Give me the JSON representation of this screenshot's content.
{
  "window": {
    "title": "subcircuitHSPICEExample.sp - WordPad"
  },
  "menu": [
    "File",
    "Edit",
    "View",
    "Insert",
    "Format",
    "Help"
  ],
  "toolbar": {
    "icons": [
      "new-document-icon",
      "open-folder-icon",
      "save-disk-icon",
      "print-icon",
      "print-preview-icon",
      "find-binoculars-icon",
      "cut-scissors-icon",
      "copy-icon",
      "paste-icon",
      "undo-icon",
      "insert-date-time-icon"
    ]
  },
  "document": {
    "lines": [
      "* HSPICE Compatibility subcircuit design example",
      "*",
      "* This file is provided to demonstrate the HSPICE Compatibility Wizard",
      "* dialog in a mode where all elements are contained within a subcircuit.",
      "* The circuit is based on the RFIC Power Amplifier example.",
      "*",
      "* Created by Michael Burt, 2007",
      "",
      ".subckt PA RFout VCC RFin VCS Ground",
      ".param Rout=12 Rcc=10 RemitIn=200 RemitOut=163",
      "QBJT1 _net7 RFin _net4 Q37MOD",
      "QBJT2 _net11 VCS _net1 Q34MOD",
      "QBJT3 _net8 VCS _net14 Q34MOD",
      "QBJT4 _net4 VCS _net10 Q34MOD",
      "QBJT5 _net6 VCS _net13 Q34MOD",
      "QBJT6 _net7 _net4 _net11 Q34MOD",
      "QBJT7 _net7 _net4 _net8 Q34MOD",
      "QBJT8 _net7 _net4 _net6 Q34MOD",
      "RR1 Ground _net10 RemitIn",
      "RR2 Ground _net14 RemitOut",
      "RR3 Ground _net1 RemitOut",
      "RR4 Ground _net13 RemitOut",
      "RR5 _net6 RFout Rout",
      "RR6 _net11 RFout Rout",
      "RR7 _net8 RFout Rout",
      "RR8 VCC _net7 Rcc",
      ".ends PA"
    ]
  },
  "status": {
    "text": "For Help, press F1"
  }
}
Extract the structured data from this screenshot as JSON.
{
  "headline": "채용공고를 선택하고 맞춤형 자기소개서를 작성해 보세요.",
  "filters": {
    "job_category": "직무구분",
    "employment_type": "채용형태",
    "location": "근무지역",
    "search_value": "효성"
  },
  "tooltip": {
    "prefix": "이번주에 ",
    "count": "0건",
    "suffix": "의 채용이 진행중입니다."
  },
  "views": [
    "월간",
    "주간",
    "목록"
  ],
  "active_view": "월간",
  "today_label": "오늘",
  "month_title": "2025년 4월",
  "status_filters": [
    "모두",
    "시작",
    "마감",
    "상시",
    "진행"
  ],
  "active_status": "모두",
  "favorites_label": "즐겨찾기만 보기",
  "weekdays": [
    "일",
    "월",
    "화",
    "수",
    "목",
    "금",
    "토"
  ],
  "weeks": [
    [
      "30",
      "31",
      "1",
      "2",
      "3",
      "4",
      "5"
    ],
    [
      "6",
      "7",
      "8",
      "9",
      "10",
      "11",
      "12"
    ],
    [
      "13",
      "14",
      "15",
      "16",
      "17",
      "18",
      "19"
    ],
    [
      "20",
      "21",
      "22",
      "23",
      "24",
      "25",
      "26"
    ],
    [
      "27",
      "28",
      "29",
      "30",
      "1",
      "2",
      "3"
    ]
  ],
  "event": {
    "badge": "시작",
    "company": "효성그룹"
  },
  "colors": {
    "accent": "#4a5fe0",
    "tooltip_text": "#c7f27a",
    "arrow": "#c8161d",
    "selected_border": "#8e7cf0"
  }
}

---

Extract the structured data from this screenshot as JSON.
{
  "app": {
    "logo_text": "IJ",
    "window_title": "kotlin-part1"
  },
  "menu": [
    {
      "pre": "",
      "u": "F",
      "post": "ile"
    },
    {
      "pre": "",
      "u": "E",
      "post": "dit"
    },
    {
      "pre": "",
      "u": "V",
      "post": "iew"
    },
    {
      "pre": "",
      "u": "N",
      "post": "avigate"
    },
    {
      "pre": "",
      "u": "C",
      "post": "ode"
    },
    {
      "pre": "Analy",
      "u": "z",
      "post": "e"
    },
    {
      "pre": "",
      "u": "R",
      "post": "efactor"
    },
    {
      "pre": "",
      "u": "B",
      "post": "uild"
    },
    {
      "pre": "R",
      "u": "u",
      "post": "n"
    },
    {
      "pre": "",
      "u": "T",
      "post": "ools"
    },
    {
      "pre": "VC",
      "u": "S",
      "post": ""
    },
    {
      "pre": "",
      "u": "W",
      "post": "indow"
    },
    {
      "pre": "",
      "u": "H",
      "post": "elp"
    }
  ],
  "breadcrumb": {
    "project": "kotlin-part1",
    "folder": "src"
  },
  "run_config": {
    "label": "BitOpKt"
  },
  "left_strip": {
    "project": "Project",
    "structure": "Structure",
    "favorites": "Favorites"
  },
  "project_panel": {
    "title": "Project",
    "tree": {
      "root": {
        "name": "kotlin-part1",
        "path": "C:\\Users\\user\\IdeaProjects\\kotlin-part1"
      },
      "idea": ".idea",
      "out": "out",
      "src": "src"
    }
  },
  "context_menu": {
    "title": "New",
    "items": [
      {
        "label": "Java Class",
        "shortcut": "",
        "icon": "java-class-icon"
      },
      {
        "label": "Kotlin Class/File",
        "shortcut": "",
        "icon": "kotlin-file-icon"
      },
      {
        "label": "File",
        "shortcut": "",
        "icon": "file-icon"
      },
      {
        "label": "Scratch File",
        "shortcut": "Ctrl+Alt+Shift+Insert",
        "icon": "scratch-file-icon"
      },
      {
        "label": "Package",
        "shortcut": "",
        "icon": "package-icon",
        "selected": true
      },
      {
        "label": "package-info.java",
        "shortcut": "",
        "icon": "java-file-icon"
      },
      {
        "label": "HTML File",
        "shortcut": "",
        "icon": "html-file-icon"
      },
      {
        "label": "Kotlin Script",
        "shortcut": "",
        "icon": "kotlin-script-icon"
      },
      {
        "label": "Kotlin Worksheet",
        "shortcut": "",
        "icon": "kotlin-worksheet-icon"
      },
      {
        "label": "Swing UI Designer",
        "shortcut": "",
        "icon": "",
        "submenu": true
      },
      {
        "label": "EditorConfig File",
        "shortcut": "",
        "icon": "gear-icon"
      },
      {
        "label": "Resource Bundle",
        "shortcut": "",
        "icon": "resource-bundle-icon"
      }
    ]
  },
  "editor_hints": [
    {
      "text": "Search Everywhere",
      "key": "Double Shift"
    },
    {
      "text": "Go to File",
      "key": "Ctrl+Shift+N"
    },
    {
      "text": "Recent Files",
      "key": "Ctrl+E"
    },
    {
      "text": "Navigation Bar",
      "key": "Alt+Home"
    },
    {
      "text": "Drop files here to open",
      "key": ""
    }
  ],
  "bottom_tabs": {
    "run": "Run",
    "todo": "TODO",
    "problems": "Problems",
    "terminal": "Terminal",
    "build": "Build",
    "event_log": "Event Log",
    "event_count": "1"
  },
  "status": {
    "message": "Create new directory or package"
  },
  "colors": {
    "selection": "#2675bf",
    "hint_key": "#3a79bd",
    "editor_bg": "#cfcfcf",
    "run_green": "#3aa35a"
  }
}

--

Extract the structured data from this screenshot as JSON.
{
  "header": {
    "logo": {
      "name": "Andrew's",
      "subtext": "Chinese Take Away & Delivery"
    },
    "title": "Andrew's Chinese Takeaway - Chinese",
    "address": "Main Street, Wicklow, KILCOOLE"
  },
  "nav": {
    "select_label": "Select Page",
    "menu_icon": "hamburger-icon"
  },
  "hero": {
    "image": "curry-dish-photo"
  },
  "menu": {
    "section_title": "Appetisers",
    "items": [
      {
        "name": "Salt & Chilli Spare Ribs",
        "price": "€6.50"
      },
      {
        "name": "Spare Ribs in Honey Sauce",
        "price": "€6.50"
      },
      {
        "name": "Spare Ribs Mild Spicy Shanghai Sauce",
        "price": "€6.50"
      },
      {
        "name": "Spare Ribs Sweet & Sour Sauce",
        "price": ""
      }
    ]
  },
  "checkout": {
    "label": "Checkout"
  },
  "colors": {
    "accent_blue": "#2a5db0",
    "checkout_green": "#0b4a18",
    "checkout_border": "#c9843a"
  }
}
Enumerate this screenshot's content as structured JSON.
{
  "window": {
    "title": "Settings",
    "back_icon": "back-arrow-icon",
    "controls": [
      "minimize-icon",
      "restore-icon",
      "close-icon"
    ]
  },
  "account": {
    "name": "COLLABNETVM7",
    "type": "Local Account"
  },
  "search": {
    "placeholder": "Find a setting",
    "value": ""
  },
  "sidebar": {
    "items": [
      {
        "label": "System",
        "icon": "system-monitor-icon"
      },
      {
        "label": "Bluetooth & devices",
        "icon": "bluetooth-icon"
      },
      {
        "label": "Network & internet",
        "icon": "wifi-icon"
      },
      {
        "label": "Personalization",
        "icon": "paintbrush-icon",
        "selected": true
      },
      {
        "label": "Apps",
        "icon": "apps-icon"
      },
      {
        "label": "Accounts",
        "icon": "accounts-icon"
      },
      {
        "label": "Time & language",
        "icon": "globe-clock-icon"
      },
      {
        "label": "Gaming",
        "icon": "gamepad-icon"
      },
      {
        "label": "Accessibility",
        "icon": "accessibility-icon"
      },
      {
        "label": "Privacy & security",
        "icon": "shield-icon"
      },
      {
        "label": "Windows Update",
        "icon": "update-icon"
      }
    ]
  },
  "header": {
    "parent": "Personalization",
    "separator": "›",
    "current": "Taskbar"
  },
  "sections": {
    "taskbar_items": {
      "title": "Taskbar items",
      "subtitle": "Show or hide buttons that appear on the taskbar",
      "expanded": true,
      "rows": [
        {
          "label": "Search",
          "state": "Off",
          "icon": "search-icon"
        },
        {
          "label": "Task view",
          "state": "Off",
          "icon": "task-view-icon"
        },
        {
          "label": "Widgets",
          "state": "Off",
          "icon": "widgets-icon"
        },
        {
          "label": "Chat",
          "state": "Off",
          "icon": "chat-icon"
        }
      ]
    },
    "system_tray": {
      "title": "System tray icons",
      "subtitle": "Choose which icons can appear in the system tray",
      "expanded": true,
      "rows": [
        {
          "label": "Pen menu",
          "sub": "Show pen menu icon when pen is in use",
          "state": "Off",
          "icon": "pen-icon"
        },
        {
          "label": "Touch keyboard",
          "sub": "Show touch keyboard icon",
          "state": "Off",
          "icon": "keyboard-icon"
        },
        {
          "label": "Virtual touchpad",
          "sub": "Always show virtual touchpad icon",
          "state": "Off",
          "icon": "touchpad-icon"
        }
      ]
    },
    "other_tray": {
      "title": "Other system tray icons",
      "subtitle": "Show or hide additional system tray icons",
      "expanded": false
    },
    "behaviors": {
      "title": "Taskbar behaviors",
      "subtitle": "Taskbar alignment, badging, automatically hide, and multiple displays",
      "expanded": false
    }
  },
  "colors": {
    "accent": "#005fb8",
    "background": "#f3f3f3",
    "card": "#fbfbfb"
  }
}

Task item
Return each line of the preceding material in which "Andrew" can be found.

Solution
      "name": "Andrew's",
    "title": "Andrew's Chinese Takeaway - Chinese",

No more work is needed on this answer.